Uko Ono has joined forces with the Australian Red Cross to pilot its first ‘Uke Squad’ with Cultural and Linguistic Diverse (CALD) families from Happy Hearts Playgroup and Migrant Parenting Program. Through a Coffs Harbour City Council Arts & Cultural Grant, Uko Ono will deliver weekly ukulele classes to up to 20 local families during school Term IV.
“This project is all about the joy of music for our families,” says Amanda Flack, Migrant Playgroup Facilitator at Red Cross. “It’s about sharing songs and stories. Through this sharing, we create a safe space to explore cultural identities, a sense of belonging to our community and JOY!"
Music has been used as a healing force for centuries, and music brings people together by reaching across barriers of language, age, nationality, status and culture.
Stephanie Ney, Director of Joy at Uko Ono says, “The ‘Uke Squad’ project will provide a means for people who may feel disconnected from society, whether it be by their health, their age, their economic situation or their ethnic background, to experience the feeling of connection, joy and value that comes from participating in music.”

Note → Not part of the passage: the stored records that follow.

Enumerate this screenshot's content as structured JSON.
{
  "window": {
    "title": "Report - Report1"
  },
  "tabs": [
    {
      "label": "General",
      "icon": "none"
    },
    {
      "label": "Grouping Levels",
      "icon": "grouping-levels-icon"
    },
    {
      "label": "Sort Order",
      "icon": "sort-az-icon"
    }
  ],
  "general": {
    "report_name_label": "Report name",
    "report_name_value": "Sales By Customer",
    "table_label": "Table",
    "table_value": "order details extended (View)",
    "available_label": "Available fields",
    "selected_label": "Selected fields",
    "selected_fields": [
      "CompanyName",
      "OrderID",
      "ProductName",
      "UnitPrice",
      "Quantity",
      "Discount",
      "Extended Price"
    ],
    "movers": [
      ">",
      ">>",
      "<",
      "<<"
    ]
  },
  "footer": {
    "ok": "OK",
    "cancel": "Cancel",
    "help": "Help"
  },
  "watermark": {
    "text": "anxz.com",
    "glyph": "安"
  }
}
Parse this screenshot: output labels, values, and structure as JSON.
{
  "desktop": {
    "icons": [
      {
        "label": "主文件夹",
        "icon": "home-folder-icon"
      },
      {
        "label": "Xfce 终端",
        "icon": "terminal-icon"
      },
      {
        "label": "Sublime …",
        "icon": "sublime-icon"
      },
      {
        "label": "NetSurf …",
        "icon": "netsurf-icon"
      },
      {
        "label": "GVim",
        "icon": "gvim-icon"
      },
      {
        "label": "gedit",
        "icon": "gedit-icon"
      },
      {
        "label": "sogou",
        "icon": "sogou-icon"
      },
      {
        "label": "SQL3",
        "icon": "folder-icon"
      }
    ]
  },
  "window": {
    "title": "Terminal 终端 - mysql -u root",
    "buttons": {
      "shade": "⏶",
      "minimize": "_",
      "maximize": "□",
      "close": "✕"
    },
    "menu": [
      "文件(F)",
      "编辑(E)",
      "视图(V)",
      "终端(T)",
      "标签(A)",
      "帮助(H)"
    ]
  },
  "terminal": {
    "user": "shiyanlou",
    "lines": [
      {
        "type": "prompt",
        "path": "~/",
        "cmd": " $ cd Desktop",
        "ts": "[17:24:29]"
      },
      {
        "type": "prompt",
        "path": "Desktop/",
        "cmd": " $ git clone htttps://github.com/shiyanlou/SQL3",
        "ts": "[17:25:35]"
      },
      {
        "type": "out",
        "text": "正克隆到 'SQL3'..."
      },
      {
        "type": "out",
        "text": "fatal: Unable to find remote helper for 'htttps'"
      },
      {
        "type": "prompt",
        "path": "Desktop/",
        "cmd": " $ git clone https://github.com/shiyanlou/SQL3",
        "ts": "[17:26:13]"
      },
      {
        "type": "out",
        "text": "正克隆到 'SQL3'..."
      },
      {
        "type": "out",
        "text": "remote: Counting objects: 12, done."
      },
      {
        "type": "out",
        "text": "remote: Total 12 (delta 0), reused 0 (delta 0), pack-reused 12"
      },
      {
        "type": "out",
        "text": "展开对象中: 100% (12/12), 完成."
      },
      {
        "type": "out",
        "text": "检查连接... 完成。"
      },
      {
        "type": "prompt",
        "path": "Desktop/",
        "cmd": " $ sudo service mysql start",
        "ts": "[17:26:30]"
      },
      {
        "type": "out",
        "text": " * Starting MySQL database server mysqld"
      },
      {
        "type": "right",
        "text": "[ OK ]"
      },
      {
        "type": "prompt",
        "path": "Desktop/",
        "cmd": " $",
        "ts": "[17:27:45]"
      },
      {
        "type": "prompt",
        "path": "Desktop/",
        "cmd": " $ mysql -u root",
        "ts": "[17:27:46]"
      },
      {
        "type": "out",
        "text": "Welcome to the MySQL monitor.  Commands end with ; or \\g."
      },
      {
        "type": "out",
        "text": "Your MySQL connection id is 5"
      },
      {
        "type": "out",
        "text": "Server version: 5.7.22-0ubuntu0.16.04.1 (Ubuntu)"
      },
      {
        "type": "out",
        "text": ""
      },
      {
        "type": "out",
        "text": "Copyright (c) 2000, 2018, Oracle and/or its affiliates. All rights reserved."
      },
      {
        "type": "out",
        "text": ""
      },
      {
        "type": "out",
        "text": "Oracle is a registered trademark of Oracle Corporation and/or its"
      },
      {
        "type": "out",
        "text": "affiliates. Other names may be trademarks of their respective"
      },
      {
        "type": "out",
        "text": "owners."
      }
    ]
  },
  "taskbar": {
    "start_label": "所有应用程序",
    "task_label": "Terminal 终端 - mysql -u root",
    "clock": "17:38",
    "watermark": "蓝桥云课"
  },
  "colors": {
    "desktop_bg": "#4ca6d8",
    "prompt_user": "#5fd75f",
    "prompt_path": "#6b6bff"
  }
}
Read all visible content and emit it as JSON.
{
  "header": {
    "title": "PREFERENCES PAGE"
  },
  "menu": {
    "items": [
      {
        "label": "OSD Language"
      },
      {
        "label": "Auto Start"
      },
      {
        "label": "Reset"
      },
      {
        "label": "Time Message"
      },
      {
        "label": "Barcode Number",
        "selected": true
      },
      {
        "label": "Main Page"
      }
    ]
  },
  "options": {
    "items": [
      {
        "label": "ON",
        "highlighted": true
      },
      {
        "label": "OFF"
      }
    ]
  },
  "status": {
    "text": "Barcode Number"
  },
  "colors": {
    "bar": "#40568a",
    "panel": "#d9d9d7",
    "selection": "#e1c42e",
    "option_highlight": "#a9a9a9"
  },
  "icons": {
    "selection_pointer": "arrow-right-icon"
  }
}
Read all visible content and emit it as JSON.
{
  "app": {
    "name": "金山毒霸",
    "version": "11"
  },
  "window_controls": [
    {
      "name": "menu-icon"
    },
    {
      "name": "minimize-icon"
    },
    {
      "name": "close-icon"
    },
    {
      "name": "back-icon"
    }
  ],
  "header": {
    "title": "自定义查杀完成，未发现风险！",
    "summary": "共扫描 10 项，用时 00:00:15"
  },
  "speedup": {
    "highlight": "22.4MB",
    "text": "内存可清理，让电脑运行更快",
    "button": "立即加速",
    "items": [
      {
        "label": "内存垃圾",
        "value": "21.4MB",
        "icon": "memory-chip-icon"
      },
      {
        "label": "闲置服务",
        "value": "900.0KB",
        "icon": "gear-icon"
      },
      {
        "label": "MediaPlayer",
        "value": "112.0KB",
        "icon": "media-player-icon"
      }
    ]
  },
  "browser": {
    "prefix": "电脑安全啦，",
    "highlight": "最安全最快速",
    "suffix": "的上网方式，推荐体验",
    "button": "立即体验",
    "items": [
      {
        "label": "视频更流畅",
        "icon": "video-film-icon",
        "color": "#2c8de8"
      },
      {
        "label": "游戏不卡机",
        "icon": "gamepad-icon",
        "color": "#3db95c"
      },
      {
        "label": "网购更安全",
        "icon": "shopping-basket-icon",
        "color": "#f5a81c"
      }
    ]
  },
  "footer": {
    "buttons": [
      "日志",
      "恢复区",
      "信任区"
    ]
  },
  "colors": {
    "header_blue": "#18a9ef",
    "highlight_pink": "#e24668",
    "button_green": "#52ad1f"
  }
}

To add an extra dimension to this project, three local Aboriginal artists are painting ukuleles donated by Coffs Guitar Shop as a special ‘welcome’ gift to each of the families in the program. Celebrated artists Alison Williams from Yarrawarra Cultural Centre, Brentyn Lugnan and Danielle Burford are each decorating the ukuleles to connect the new families to our first culture.
For a small contribution of $40 to cover artist's costs, Uko Ono would like to invite readers to ‘sponsor’ one of these exquisite ukuleles for each family so that they can practice between sessions and keep the ukulele after the project has finished.
“I am so pleased to be involved in this project – it’s like the gift that keeps giving,” says artist Danielle Burford.
To find out more about the project contact Stephanie Ney e: firstname.lastname@example.org.